It’s what couples do. But doing things because we should leads to resentment pretty quickly.
My thinking is this: why would I even bring him to the beach if he isn’t enjoying himself? I know plenty of people who enjoy the beach like I do, and if I go with them, all of our needs are met—without compromise (for him or me).
More importantly, if I say I care about someone, I do not want to insist they to do something they don’t want to do—presumably for me. Unless there’s a good reason for us to go together, beach time is something I most often figure out without my partner.
When considering needs, another possibility exists. My partner might have a day where he wants to support my health and chooses to hang out with me on the beach. He might find a book to read or something to listen to, meaning we could sit side by side meeting the needs of companionship and rest and beauty for me, and him meeting his needs of companionship and support for my well-being.
Do you see how there’s no compromise here? He wasn’t obligated to join me and I am not obligated to now go and do something he likes.
I do experience pleasure watching my partner do stuff he loves to do, so there are times when I say yes or even suggest that we do something he thinks is fun. Like throwing a football—he loves it. And I have a good time experiencing him coming up with different games, and laughing and running, even though I can’t imagine ever saying to someone else, “Hey, let’s go and throw a football!” This also happens when he wants support for other things, like organizing projects or computer stuff. I think carefully before I reply, being tuned into what needs my saying yes will meet.

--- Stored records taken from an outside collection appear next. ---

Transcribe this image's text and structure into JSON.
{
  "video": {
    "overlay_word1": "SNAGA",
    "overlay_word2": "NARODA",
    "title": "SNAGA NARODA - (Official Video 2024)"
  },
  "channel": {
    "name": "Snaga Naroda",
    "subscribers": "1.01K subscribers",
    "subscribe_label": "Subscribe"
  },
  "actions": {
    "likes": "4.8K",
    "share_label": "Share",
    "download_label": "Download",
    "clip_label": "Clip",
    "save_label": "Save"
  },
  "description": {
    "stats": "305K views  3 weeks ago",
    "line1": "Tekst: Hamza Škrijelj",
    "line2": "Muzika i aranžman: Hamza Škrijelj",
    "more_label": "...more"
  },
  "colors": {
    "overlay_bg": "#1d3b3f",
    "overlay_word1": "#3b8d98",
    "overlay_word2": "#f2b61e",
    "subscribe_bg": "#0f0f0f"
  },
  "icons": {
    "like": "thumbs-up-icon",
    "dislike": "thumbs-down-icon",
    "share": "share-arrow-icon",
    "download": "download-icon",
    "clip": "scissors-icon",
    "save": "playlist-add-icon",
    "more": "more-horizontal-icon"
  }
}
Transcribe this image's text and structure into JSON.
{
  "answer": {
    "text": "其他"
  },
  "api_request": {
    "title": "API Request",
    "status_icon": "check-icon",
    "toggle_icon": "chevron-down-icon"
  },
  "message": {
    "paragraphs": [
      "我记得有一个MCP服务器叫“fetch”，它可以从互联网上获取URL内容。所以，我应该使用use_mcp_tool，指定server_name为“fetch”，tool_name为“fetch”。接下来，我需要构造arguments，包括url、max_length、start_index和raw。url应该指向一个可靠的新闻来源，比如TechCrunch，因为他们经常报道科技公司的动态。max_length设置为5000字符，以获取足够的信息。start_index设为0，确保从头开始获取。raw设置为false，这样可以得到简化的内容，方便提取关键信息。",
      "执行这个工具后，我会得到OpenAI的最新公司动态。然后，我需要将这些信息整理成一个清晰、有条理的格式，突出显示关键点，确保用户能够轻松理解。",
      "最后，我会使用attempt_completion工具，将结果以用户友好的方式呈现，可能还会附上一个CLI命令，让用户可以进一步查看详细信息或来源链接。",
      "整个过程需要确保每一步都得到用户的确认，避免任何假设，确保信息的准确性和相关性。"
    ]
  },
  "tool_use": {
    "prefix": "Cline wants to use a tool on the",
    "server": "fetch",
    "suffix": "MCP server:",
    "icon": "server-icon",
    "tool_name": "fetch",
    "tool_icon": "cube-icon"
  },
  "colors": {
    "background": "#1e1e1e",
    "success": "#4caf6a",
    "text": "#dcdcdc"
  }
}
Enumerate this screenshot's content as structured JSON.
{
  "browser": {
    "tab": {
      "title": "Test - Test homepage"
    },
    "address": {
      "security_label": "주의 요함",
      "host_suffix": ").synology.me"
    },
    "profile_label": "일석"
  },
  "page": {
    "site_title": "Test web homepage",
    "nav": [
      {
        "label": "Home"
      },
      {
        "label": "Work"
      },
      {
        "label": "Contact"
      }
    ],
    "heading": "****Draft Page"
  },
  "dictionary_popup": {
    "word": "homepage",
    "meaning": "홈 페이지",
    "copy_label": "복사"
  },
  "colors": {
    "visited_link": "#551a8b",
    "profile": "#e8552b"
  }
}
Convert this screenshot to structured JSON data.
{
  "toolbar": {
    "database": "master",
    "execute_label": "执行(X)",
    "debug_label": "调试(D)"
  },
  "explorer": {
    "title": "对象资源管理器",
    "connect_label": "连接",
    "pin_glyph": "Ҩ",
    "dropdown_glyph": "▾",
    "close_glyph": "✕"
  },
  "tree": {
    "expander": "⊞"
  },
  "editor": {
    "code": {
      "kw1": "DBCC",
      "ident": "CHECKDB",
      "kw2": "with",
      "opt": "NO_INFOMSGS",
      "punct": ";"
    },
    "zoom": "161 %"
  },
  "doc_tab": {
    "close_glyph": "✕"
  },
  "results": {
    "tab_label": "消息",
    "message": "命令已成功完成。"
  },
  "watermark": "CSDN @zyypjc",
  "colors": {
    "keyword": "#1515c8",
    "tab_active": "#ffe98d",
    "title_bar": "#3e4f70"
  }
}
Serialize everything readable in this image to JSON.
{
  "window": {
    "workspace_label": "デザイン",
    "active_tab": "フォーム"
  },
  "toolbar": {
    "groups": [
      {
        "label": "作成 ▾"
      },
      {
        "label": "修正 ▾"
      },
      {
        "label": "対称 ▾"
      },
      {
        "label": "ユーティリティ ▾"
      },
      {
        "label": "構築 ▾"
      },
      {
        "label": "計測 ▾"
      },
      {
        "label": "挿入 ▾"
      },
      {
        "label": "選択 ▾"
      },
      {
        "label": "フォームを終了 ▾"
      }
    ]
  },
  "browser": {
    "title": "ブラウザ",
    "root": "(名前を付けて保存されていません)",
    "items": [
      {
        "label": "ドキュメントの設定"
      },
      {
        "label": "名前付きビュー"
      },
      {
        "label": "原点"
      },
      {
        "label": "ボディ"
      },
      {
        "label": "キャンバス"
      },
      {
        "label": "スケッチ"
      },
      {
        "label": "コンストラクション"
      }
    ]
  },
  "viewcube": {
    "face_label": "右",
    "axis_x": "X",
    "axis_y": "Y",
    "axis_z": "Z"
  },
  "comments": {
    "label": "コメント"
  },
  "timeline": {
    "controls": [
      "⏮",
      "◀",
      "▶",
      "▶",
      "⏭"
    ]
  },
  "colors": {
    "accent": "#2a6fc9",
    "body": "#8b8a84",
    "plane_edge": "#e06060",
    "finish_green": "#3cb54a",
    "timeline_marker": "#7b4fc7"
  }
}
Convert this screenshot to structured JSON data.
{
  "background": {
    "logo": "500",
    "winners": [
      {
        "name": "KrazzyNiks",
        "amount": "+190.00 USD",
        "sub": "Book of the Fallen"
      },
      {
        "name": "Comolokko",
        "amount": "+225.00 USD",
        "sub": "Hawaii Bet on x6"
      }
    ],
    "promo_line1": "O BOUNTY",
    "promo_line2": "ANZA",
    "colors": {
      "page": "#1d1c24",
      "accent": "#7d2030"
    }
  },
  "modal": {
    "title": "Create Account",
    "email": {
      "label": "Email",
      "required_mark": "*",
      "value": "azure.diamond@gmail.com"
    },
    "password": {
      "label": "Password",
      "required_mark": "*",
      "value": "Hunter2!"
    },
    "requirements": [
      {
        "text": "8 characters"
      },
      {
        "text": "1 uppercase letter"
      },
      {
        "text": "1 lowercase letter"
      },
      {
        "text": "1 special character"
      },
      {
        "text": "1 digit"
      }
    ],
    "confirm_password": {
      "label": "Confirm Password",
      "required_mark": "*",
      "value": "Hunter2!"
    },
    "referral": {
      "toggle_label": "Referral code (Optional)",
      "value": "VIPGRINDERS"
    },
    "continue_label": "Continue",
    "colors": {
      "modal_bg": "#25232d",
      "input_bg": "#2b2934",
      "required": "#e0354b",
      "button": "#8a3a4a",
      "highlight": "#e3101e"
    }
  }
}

Often people think this is “selfish.” Not true—it is self-centered. One of the core assumptions of nonviolent communication is that everyone’s needs matter equally. What self-centered means to me is knowing what your needs are so that you can easily and honestly negotiate with others, remembering that you want their needs met as well.
This is the difference between being selfish and being self-centered.
We like to believe we are doing something for someone else, which just isn’t true and quickly leads to resentment. What is true is we do things to meet our own needs, which might be to contribute to another person’s life by meeting their needs. Contribution and meaning are essential to our own happiness, so it works out perfectly.
It’s really delightful to interact with a person who is clear and direct when expressing their needs, and who I trust to know mine so we can easily navigate how both our needs get met. I experience it as having complete freedom to ask for what I want, trusting they will do the same.
It is almost the opposite of compromise. And it leaves me feeling more expansive, creative, and joyful.